> [WHAT TO DO]:
Wherever the string "Chicken" occurs in a line of these records, report that line.

--------

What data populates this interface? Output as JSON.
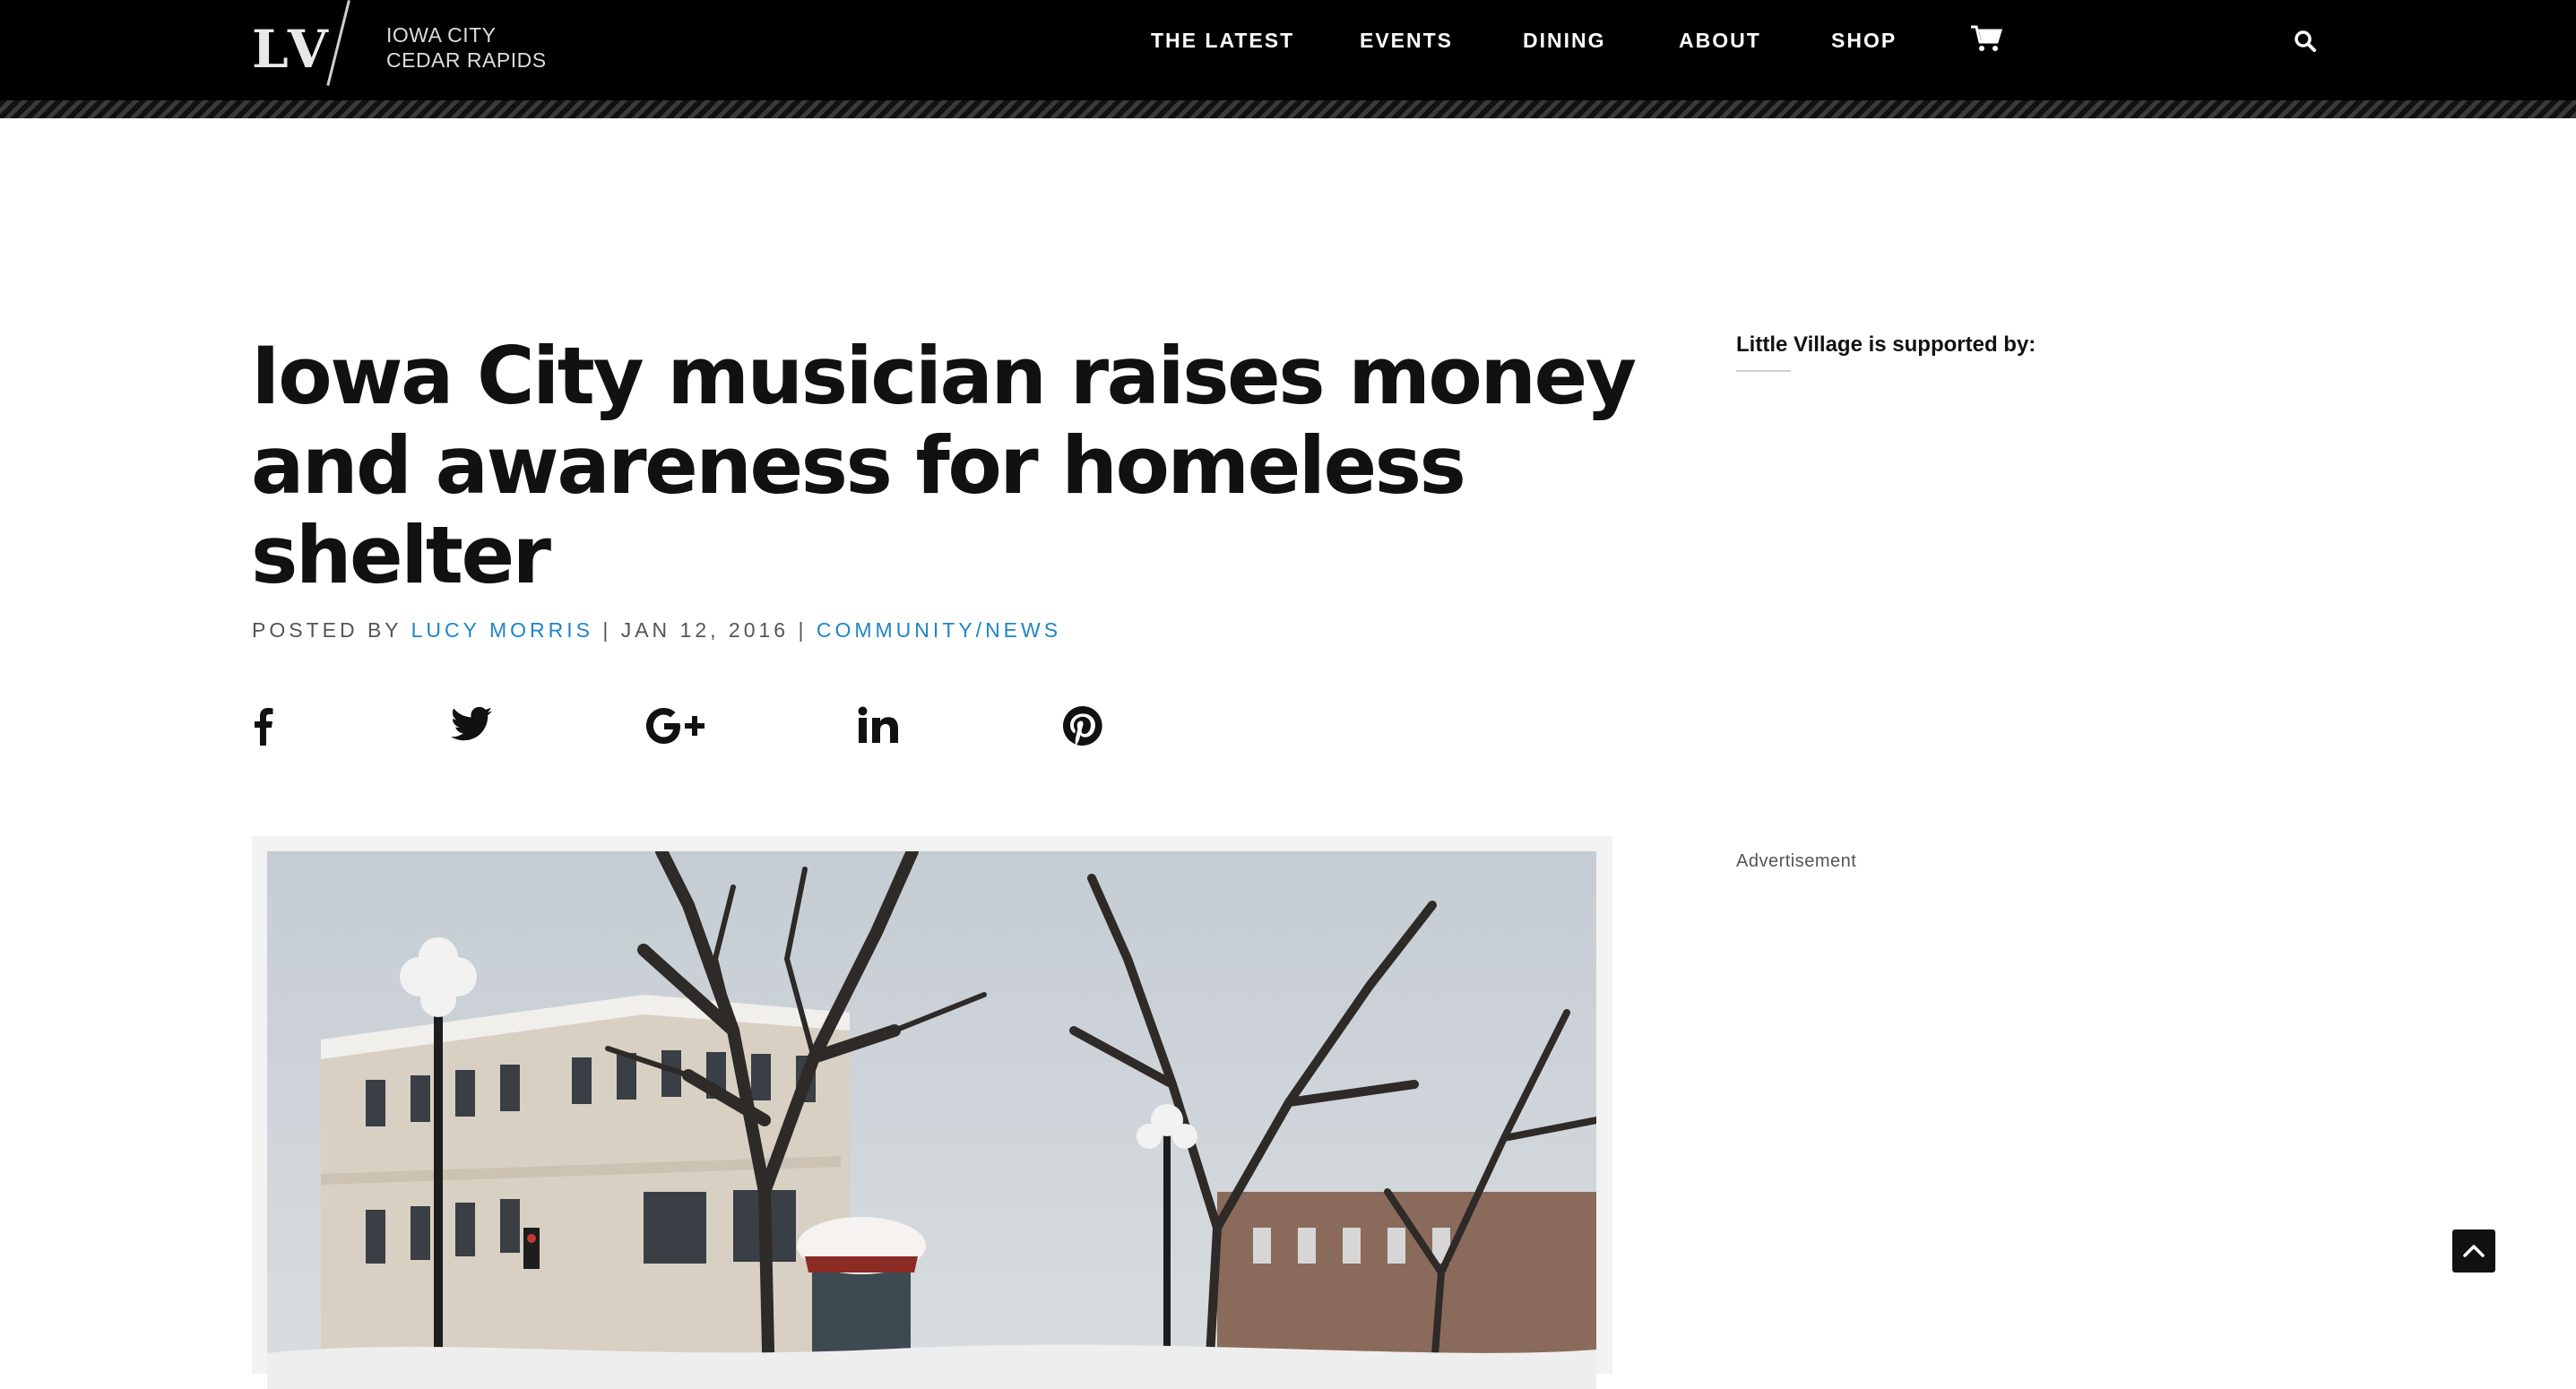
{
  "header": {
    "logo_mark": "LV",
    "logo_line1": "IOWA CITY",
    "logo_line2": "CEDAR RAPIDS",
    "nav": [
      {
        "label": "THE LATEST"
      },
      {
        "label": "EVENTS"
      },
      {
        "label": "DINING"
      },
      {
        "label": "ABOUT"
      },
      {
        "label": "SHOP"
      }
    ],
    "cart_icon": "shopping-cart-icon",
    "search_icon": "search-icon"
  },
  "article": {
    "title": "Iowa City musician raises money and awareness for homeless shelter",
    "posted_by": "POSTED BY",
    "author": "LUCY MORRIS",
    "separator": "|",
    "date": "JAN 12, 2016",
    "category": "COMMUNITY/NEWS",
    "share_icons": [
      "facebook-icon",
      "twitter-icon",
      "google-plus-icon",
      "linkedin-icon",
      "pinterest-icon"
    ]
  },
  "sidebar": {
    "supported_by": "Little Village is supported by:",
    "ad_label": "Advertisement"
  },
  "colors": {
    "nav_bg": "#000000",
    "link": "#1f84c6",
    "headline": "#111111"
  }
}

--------

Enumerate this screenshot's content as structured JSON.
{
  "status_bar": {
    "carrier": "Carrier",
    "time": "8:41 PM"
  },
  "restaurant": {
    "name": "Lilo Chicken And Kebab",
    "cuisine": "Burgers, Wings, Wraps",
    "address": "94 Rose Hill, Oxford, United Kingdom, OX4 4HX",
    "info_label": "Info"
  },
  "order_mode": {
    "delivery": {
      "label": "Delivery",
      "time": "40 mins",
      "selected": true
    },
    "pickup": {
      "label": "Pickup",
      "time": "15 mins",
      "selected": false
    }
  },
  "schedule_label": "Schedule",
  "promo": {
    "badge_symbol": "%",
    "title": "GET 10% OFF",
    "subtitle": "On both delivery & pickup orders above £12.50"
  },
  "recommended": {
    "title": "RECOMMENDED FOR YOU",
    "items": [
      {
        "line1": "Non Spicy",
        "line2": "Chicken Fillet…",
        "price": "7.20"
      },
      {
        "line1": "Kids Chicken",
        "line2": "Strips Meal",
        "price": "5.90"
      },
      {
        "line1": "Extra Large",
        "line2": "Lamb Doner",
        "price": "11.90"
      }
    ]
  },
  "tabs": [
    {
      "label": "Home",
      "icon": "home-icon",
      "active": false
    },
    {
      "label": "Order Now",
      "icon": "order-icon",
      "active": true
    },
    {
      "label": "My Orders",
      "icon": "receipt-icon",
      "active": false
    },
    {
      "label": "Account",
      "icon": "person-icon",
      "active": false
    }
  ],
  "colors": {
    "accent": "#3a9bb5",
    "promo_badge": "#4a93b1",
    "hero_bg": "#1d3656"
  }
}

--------

> [EXPECTED ANSWER]:
    "name": "Lilo Chicken And Kebab",
        "line2": "Chicken Fillet…",
        "line1": "Kids Chicken",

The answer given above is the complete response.